WORK INSTRUCTION:
An exact copy of all the data is needed, with every picture left out.

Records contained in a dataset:
Start of Block
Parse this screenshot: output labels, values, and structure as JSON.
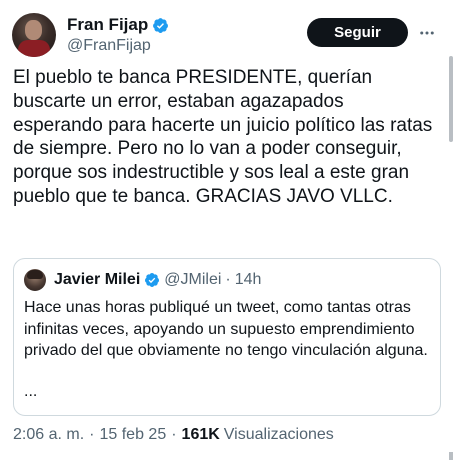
{
  "author": {
    "display_name": "Fran Fijap",
    "handle": "@FranFijap",
    "verified": true
  },
  "follow_button": {
    "label": "Seguir"
  },
  "more_menu": {
    "icon": "more-horizontal-icon"
  },
  "tweet": {
    "text": "El pueblo te banca PRESIDENTE, querían buscarte un error, estaban agazapados esperando para hacerte un juicio político las ratas de siempre. Pero no lo van a poder conseguir, porque sos indestructible y sos leal a este gran pueblo que te banca. GRACIAS JAVO VLLC."
  },
  "quoted_tweet": {
    "display_name": "Javier Milei",
    "handle": "@JMilei",
    "separator": "·",
    "time": "14h",
    "verified": true,
    "text": "Hace unas horas publiqué un tweet, como tantas otras infinitas veces, apoyando un supuesto emprendimiento privado del que obviamente no tengo vinculación alguna.",
    "ellipsis": "..."
  },
  "meta": {
    "time": "2:06 a. m.",
    "separator": "·",
    "date": "15 feb 25",
    "views_count": "161K",
    "views_label": "Visualizaciones"
  },
  "colors": {
    "text_primary": "#0f1419",
    "text_secondary": "#536471",
    "verified_blue": "#1d9bf0",
    "button_bg": "#0f1419",
    "border": "#cfd9de"
  }
}
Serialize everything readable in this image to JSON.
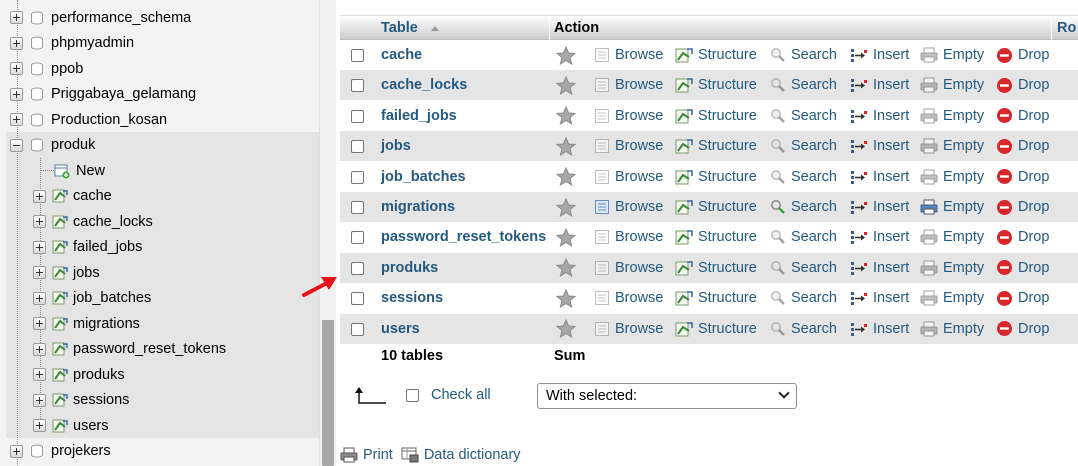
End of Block
REPLY TO THE TASK:
Parse this screenshot: output labels, values, and structure as JSON.
{
  "author": {
    "display_name": "Fran Fijap",
    "handle": "@FranFijap",
    "verified": true
  },
  "follow_button": {
    "label": "Seguir"
  },
  "more_menu": {
    "icon": "more-horizontal-icon"
  },
  "tweet": {
    "text": "El pueblo te banca PRESIDENTE, querían buscarte un error, estaban agazapados esperando para hacerte un juicio político las ratas de siempre. Pero no lo van a poder conseguir, porque sos indestructible y sos leal a este gran pueblo que te banca. GRACIAS JAVO VLLC."
  },
  "quoted_tweet": {
    "display_name": "Javier Milei",
    "handle": "@JMilei",
    "separator": "·",
    "time": "14h",
    "verified": true,
    "text": "Hace unas horas publiqué un tweet, como tantas otras infinitas veces, apoyando un supuesto emprendimiento privado del que obviamente no tengo vinculación alguna.",
    "ellipsis": "..."
  },
  "meta": {
    "time": "2:06 a. m.",
    "separator": "·",
    "date": "15 feb 25",
    "views_count": "161K",
    "views_label": "Visualizaciones"
  },
  "colors": {
    "text_primary": "#0f1419",
    "text_secondary": "#536471",
    "verified_blue": "#1d9bf0",
    "button_bg": "#0f1419",
    "border": "#cfd9de"
  }
}
Serialize everything readable in this image to JSON.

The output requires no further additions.